Maybe you finally get what you want in your career, or in a relationship or life, but things seem harder than ever. Or maybe an aging parent or you own child has become more difficult to manage. You may say to yourself, “If only this hadn’t happened, I could be in flow.” Disappointments may loom so large that the possibility of experiencing flow seems virtually impossible.
Maybe you’ve been practicing meditation for two years, or five years or ten years and you are wondering why it still takes so much of your energy to cope. Why do you still fall in troughs of sadness, depression, worry, irritation, moodiness, anxiety, and lethargy? “Flow,” you may say to yourself, “You’ve got to be kidding.”
Someone who read my new book Zen in the Age of Anxiety: Wisdom for Navigating Our Modern Lives complained, “All your book does is tell me over and over to sit in meditation and accept, accept. How does that help?”

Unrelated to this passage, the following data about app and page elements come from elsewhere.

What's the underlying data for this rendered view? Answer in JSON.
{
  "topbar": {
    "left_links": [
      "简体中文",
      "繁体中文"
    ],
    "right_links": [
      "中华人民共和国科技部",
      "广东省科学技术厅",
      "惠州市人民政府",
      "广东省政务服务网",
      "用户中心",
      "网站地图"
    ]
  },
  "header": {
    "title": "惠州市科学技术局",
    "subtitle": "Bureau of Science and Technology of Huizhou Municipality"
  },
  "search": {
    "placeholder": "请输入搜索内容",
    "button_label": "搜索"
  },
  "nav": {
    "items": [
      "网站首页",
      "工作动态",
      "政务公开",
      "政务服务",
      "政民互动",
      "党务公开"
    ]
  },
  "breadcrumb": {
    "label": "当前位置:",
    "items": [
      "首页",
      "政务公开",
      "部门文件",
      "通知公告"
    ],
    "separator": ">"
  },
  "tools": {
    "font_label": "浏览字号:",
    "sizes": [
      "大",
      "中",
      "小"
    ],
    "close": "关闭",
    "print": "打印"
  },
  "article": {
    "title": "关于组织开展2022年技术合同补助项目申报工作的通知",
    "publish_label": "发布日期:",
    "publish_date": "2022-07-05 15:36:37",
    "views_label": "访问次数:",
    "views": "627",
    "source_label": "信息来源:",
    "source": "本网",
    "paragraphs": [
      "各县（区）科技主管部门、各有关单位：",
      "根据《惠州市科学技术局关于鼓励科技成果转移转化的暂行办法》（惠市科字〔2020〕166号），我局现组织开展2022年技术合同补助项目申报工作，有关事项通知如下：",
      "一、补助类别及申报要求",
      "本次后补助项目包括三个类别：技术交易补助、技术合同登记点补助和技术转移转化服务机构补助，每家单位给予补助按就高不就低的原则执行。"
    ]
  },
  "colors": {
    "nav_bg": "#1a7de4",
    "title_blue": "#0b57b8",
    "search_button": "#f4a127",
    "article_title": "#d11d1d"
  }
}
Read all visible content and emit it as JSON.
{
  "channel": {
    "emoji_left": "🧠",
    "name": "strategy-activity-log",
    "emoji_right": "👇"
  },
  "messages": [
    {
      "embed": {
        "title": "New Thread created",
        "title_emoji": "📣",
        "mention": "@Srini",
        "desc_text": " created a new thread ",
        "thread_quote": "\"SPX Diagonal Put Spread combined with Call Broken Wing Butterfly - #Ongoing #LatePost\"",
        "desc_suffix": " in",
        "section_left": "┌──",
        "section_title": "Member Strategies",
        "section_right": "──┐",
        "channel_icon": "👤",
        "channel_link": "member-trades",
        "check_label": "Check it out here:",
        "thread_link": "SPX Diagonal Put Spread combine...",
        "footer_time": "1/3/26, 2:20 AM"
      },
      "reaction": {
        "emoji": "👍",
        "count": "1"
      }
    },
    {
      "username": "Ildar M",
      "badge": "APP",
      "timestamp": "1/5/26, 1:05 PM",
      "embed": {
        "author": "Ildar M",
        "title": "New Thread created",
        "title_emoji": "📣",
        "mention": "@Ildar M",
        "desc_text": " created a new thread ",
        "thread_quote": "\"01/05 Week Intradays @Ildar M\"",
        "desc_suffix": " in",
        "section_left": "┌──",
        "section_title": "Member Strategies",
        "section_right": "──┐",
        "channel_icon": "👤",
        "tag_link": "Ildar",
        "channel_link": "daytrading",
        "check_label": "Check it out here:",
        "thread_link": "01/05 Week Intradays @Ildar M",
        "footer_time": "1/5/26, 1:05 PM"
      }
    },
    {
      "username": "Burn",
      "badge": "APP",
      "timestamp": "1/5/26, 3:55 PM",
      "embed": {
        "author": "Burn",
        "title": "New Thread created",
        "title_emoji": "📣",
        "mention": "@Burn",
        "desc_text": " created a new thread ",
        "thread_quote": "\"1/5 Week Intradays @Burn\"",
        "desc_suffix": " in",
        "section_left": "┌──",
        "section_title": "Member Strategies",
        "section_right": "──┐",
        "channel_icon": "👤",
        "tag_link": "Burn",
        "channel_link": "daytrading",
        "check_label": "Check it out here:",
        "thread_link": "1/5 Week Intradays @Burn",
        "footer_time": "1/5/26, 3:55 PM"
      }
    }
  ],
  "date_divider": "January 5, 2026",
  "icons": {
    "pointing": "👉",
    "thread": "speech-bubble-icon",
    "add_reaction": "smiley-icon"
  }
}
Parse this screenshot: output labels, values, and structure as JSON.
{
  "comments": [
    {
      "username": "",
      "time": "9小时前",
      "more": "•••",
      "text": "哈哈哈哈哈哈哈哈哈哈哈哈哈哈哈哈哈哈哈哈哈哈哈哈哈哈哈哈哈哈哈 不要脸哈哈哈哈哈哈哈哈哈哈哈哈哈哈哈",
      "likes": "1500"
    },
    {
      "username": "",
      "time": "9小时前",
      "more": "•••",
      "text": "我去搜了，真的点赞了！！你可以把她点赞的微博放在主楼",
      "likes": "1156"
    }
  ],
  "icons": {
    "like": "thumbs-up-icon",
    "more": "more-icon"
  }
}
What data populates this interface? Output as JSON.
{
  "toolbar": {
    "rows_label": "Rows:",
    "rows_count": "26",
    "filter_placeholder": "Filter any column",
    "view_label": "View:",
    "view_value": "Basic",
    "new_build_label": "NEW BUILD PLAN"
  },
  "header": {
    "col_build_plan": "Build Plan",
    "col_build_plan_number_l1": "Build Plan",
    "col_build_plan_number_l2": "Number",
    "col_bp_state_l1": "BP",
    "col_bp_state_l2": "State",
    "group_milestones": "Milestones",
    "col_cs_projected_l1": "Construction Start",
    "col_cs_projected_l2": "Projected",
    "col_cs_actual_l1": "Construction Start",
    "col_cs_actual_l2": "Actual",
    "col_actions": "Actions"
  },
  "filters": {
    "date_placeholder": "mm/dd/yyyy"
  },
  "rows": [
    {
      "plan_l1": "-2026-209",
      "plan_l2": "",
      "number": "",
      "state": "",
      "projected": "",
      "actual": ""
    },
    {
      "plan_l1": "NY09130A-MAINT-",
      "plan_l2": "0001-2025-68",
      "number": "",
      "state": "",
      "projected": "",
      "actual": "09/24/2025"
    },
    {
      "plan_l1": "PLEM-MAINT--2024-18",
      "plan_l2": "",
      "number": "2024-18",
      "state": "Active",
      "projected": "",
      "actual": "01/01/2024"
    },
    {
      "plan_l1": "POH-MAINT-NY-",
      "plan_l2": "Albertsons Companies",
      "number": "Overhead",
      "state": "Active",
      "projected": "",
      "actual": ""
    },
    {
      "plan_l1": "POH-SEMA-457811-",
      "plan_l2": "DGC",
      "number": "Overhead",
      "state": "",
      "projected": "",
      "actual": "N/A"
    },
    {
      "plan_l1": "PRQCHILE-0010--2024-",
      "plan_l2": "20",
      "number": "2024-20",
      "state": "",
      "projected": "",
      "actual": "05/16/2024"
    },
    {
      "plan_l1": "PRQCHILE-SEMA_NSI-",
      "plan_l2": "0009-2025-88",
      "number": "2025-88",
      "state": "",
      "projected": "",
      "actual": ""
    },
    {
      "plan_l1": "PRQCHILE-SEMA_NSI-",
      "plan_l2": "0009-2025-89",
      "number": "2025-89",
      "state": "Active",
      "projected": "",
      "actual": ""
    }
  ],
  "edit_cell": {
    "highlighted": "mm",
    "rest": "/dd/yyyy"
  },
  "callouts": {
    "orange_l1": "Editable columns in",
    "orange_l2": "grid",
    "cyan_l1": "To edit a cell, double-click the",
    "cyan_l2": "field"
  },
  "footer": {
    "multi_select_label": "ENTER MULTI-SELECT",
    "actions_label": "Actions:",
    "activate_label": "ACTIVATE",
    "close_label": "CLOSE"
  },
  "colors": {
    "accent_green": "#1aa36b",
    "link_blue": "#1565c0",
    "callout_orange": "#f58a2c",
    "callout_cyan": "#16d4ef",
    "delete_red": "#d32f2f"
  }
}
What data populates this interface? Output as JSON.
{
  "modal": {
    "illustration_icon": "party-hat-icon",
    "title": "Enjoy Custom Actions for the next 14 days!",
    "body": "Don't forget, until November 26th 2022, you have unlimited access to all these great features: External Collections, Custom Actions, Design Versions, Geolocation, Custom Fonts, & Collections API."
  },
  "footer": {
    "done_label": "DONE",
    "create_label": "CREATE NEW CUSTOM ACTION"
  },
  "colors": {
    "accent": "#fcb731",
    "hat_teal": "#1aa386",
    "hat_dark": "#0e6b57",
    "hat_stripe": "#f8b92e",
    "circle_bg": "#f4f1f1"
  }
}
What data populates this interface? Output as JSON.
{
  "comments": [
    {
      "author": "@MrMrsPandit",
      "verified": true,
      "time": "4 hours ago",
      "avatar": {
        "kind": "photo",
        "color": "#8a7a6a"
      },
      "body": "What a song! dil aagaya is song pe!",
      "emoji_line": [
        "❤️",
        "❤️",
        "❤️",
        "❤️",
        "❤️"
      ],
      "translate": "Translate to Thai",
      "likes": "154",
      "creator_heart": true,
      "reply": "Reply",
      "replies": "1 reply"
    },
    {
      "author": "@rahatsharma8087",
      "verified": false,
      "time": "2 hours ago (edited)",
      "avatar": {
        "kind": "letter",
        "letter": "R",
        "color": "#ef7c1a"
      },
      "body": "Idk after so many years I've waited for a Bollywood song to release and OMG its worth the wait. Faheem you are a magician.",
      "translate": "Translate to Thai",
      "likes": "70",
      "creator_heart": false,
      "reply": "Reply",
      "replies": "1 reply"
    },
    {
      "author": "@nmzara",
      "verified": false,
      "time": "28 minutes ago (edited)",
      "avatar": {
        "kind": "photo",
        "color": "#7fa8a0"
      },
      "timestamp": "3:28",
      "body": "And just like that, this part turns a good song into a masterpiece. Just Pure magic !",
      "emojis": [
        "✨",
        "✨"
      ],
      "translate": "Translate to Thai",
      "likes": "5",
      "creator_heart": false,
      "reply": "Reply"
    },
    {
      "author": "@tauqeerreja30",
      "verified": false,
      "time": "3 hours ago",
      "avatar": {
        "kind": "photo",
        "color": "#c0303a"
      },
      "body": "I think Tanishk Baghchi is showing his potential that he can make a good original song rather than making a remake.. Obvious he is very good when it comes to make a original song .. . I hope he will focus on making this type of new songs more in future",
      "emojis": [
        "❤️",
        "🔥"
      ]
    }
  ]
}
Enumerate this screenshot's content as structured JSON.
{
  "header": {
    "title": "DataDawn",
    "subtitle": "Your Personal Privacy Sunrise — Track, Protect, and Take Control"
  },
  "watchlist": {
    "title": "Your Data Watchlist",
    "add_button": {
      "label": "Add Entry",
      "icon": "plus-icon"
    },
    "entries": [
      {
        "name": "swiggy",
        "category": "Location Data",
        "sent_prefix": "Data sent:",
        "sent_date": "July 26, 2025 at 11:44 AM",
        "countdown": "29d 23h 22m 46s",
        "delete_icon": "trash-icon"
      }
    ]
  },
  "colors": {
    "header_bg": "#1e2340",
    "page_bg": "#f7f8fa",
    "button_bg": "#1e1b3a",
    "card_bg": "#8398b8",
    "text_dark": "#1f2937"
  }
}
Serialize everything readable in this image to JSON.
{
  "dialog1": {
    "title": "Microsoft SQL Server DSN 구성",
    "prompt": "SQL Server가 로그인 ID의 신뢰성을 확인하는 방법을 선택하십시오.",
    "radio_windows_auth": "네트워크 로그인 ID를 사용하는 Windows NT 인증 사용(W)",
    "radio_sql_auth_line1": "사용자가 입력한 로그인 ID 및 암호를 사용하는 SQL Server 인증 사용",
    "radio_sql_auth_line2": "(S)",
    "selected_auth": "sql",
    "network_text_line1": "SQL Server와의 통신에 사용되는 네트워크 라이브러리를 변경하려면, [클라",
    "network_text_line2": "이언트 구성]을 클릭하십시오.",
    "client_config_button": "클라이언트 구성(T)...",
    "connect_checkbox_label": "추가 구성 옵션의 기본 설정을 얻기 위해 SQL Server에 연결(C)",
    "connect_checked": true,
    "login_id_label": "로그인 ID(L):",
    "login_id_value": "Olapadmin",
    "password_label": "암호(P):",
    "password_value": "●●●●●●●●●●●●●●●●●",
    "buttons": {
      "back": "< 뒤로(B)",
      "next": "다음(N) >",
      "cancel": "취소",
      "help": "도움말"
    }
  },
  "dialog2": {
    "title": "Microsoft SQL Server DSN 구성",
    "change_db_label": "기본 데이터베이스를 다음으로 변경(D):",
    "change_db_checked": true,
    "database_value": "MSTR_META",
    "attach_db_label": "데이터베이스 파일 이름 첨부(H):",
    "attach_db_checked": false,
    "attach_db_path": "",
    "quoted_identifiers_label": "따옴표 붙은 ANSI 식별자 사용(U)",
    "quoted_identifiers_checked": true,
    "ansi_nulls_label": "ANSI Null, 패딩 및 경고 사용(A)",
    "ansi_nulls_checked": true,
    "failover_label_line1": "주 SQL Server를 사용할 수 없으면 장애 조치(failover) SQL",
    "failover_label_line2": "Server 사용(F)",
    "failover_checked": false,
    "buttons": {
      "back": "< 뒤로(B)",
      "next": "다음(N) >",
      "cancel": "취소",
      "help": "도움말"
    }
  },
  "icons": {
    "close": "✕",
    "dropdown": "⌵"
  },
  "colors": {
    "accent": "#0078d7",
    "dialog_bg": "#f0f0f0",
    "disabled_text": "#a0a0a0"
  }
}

What he didn’t understand is that the desire to be in a different state of mind or situation than our current one inhibits our natural flow. When dharma teacher Phillip Moffitt discusses this he refers to Dante. In Dante’s Inferno there’s a sign at the entrance to Hell, which says, “Abandon hope, you who enter here.” Of course, we all need hope, but too often hope is a disguised refusal to be with things just as they are. When you reject this moment because it is unpleasant, you are rejecting the only moment you have to be alive. And if you get lost in disappointment about the future or the past, you will never experience the flow that Lao Tzu talked about.
Buddha suggests that we don’t embrace change because of the Eight Worldly Concerns: gain and loss, praise and blame, pleasure and pain, happiness and unhappiness. He refers to these as “terrible twins” because each always arrives with its opposite. He also suggests that these concerns are all emanations of the Three Poisons, which are the cause of all of our suffering: not getting what we want; getting what we don’t want; ignoring everything else.
In our meditation practice we observe these concerns as they appear, as well as the underlying push/pulls of the Poisons. We observe a particular desire, then see how you identify with that desire and how easily we become frustrated and disappointed. At that moment, we have the opportunity to follow Dante.
When Dante first sees the sign he is alarmed. He asks Virgil, his guide through Hell, about it. Virgil answers that it means to abandon cowardliness and mistrust.
When we encounter moments of pain and feelings of loss and confusion, we can a.) live in denial, b.) obsess about our pains and disappointments, or c.) embrace what is. This only happens when we enter into a given activity fully without hoping to get something out of it.
We can come to see pain and loss as great teachers. “I’m lost in sadness, and so identified with it that it is causing me to suffer.” Luckily, since everything passes as part of the great energy flow of life, so do pain and loss.
Tim Burkett, Guiding Teacher